Hello and welcome, my name is Raymond Sinibaldi. An educator for more than two decades, a baseball fan for nearly 60 years, I have authored four books about baseball and her glorious history; with a fifth on the way in late spring of 2015; the first, The Babe in Red Stockings which was co-authored with Kerry Keene and David Hickey. It is a chronicle of Babe's days with the Red Sox. We also penned a screenplay about Babe's Red Sox days so if any of you are Hollywood inclined or would like to represent us in forwarding that effort feel free to contact me through my email. In 2012 we three amigos published Images of Fenway Park in honor of the 100th birthday of Fenway Park. That led to the creation of this blog. The following year, 2013 came my first solo venture, Spring Training in Bradenton and Sarasota. This is a pictorial history of spring training in those two Florida cities. The spring of 2014 brought forth the 1967 Red Sox, The Impossible Dream Season. The title speaks for itself and it also is a pictorial history. Many of the photos in this book were never published before. The spring of 2015 will bring 1975 Red Sox, American League Champions. Another pictorial effort, this will be about the Red Sox championship season of 1975 and the World Series that restored baseball in America. I was fortunate enough to consult with sculptor Franc Talarico on the “Jimmy Fund” statue of Ted Williams which stands outside both Fenway Park and Jet Blue Park Fenway South, in Fort Myers Florida. That story is contained in the near 300 posts which are contained herein. This blog has been dormant for awhile but 2015 will bring it back to life so jump on board, pass the word and feel free to contact me about anything you read or ideas you may have for a topic. Thanks for stopping by, poke around and enjoy. Autographed copies of all my books are available here, simply click on Raymond Sinibaldi and email me.
This entry was posted in Fenway Park Baseball and tagged , , , , , , , . Bookmark the permalink.
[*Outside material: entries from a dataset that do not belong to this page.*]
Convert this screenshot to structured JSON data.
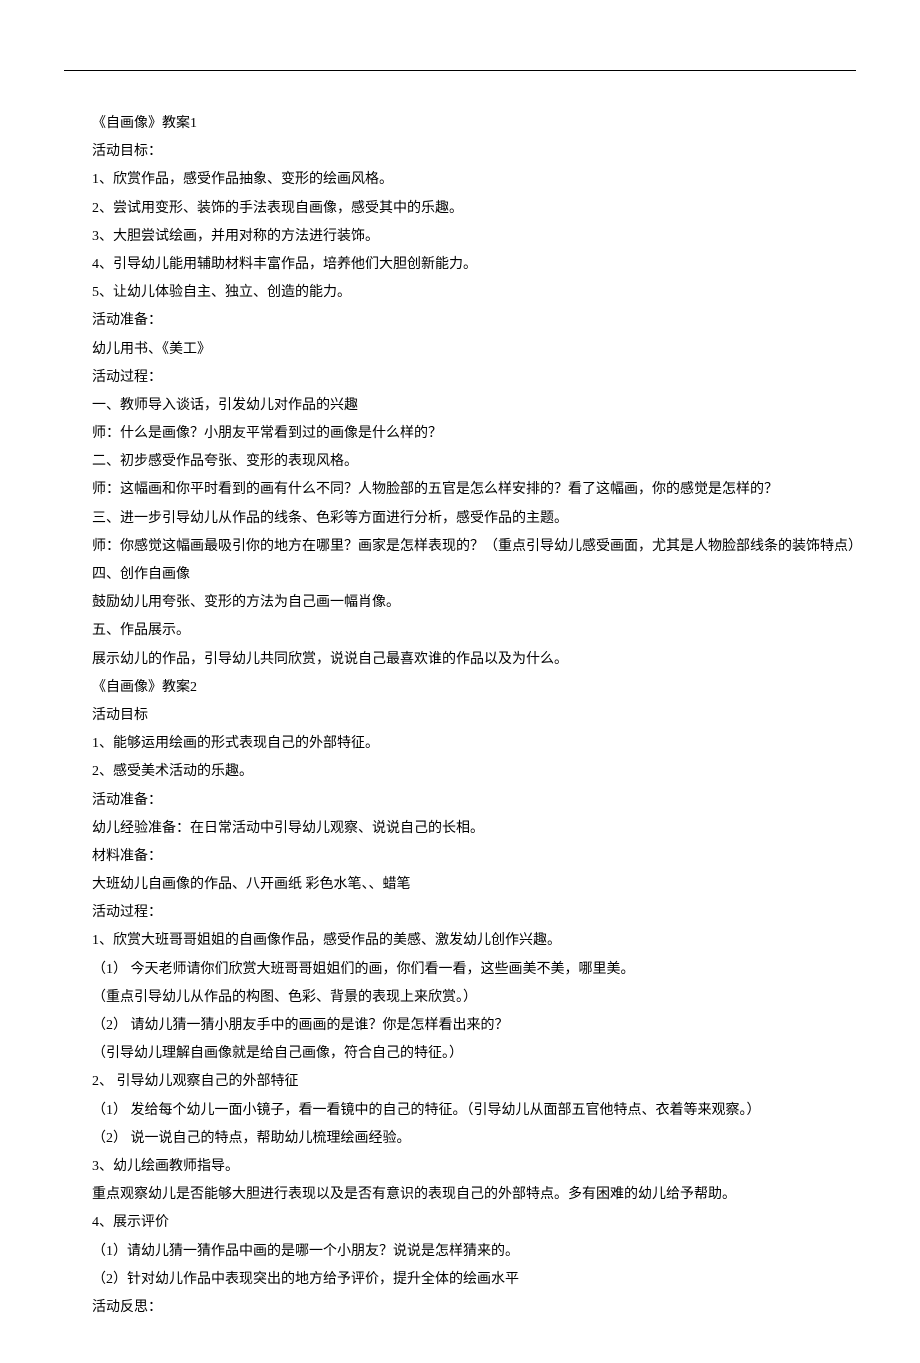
{
  "lines": [
    "《自画像》教案1",
    "活动目标：",
    "1、欣赏作品，感受作品抽象、变形的绘画风格。",
    "2、尝试用变形、装饰的手法表现自画像，感受其中的乐趣。",
    "3、大胆尝试绘画，并用对称的方法进行装饰。",
    "4、引导幼儿能用辅助材料丰富作品，培养他们大胆创新能力。",
    "5、让幼儿体验自主、独立、创造的能力。",
    "活动准备：",
    "幼儿用书、《美工》",
    "活动过程：",
    "一、教师导入谈话，引发幼儿对作品的兴趣",
    "师：什么是画像？小朋友平常看到过的画像是什么样的？",
    "二、初步感受作品夸张、变形的表现风格。",
    "师：这幅画和你平时看到的画有什么不同？人物脸部的五官是怎么样安排的？看了这幅画，你的感觉是怎样的？",
    "三、进一步引导幼儿从作品的线条、色彩等方面进行分析，感受作品的主题。",
    {
      "text": "师：你感觉这幅画最吸引你的地方在哪里？画家是怎样表现的？（重点引导幼儿感受画面，尤其是人物脸部线条的装饰特点）",
      "wrap": true
    },
    "四、创作自画像",
    "鼓励幼儿用夸张、变形的方法为自己画一幅肖像。",
    "五、作品展示。",
    "展示幼儿的作品，引导幼儿共同欣赏，说说自己最喜欢谁的作品以及为什么。",
    "《自画像》教案2",
    "活动目标",
    "1、能够运用绘画的形式表现自己的外部特征。",
    "2、感受美术活动的乐趣。",
    "活动准备：",
    "幼儿经验准备：在日常活动中引导幼儿观察、说说自己的长相。",
    "材料准备：",
    "大班幼儿自画像的作品、八开画纸 彩色水笔、、蜡笔",
    "活动过程：",
    "1、欣赏大班哥哥姐姐的自画像作品，感受作品的美感、激发幼儿创作兴趣。",
    "（1） 今天老师请你们欣赏大班哥哥姐姐们的画，你们看一看，这些画美不美，哪里美。",
    "（重点引导幼儿从作品的构图、色彩、背景的表现上来欣赏。）",
    "（2） 请幼儿猜一猜小朋友手中的画画的是谁？你是怎样看出来的？",
    "（引导幼儿理解自画像就是给自己画像，符合自己的特征。）",
    "2、 引导幼儿观察自己的外部特征",
    "（1） 发给每个幼儿一面小镜子，看一看镜中的自己的特征。（引导幼儿从面部五官他特点、衣着等来观察。）",
    "（2） 说一说自己的特点，帮助幼儿梳理绘画经验。",
    "3、幼儿绘画教师指导。",
    "重点观察幼儿是否能够大胆进行表现以及是否有意识的表现自己的外部特点。多有困难的幼儿给予帮助。",
    "4、展示评价",
    "（1）请幼儿猜一猜作品中画的是哪一个小朋友？说说是怎样猜来的。",
    "（2）针对幼儿作品中表现突出的地方给予评价，提升全体的绘画水平",
    "活动反思："
  ]
}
Leave a Reply

Fill in your details below or click an icon to log in:

WordPress.com Logo

You are commenting using your WordPress.com account. Log Out / Change )

Twitter picture

You are commenting using your Twitter account. Log Out / Change )

Facebook photo

You are commenting using your Facebook account. Log Out / Change )

Google+ photo

You are commenting using your Google+ account. Log Out / Change )

Connecting to %s